  4. These people to people contact and well as contacts between states had led to synthesis between these cultures and resulted into many unique forms of different aspects of civilization.

Impact on India:

  1. Astronomy: Greeks had profound influence on the knowledge of astronomy in India. All the later works on Indian astronomy freely quote the authority of Greeks astronomers (described as Yovanesvara or Yavanacharya).
    1. Gargi Samhita says: Yavanas are barbarians. Yet the science of astronomy originated with them so them must the reverenced like gods.
    2. Name of the Greek planets and certain technical terms of astronomy were frequently used by Indian astronomers in their works.
    3. Indian borrowed from the Greeks the system of making horoscopes.
  2. Art and architecture and literature:
    1. Method of making coin: Learnt to strike coins from double dies.
    2. Town planning ideas:
      1. Jairazbhoy’s view is that Greek town planning ideas may have been introduced in India.
      2. Sir John Marshall the excavator of Taxila, noted that the Mauryan city laid out at random, but the Greek city of Sirkap was planned in a methodical manner.
    3. Jairazbhoy’s view:
      1. Rock edicts of Ashoka were probably inspired by Persian example. There is also possibility that Ashoka’s practice of erecting inscribed pillar may have been influenced by Greek Idea.
      2. In the Indian tradition there is no antecedent for the Jaya Stambhah or pillar of victory, although the sacrificial pillar (yupas) is known in early texts. It is true that column of Ashoka are not pillars of victory in the material sense, but they remain as memories commemorating the victory of morality.
    4. The Sanskrit word for pen,ink, tablet, plaque and book are all derived from Greek words – Kalma from Kalamos, Mela from Melan, Pitika from Pittakion, Phalaka from Plakos, Pustaka from Puxion.
    5. Greeks also influenced Indian Sculpture. Before the Greeks, Barhut and Sanchi was the centers of art. The Gandhara School of Art is a clear example. Physical feature and Drapery were borrowed from the Greeks.
    6. According to Weber and Windisch and V.A. Smith, Indian borrowed the idea of drama from Greek’s drama the saeens, the parasite and the clown.
  3. Mathematics: It is contended by some writers that the Indians borrowed from the Greeks the decimal system of notation in mathematics. However, it is pointed out that is has already been planned by Indian long before Greeks came to India.
  4. Religion: worship of images in Buddhists and Hindus is attributed to Greek influence.
    1. Like the Greeks the Indians were not averse to borrow from peoples who had something really good to give and after borrowing something they assimilated the foreign element in such a manner that in some cases the proof of indebtedness is difficult to elucidate.

Impact on the West:

  1. India exported huge quantity of spices, fabrics and precious gems and aromatic articles to the countries of western world.
  2. India elephants were also on demand.
  3. Medical science: Greek physicians had knowledge of Indian medical science.
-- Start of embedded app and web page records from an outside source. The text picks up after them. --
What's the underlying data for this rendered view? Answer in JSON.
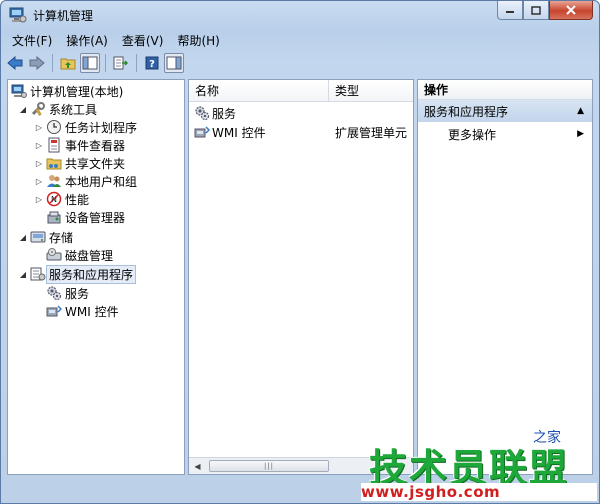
{
  "window": {
    "title": "计算机管理"
  },
  "menu": [
    "文件(F)",
    "操作(A)",
    "查看(V)",
    "帮助(H)"
  ],
  "toolbar": {
    "buttons": [
      "back-icon",
      "forward-icon",
      "up-folder-icon",
      "show-hide-tree-icon",
      "export-list-icon",
      "help-icon",
      "show-hide-action-pane-icon"
    ]
  },
  "tree": {
    "root": "计算机管理(本地)",
    "system_tools": "系统工具",
    "task_scheduler": "任务计划程序",
    "event_viewer": "事件查看器",
    "shared_folders": "共享文件夹",
    "local_users": "本地用户和组",
    "performance": "性能",
    "device_manager": "设备管理器",
    "storage": "存储",
    "disk_management": "磁盘管理",
    "services_apps": "服务和应用程序",
    "services": "服务",
    "wmi": "WMI 控件"
  },
  "list": {
    "col_name": "名称",
    "col_type": "类型",
    "rows": [
      {
        "name": "服务",
        "type": ""
      },
      {
        "name": "WMI 控件",
        "type": "扩展管理单元"
      }
    ]
  },
  "actions": {
    "header": "操作",
    "section": "服务和应用程序",
    "more": "更多操作"
  },
  "watermark": {
    "main": "技术员联盟",
    "url": "www.jsgho.com",
    "site": "之家"
  },
  "colors": {
    "accent": "#1fa83a",
    "url": "#d01f1f",
    "selection": "#e3ecf7"
  }
}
The Sassanid king Shapur included among the holy books the secular books on medicine, astronomy and metaphysics found in India. Many India medical men resided in Susa to teach student in medical science and treat patients.
  4. Indian philosophy also influenced Greek philosophy.
    1. Sir William Jones pointed out resemblance between Sankhya philosophy and Pythagorean Philosophy. Many scholars opined that latter was derived from the former.
  5. Religion:
    1. Greeks borrowed from Indians their belief in reincarnation and the doctrine of Karma. Also, yoga, meditation and idea of asceticism, they got from India.
    2. Buddhism spread in Western countries in the time of Ashoka. Chinese writers tells us that Buddhism had a stronghold in Parthia. A Parthian prince abdicated the throne and became a Buddhist monk.
    3. Brahmanical religion prevailed in western Asia.
  6. Literature: Some Indian books like the Panchtantra were very popular in western countries and were translated in many languages. Many Indian legends found their way to Europe.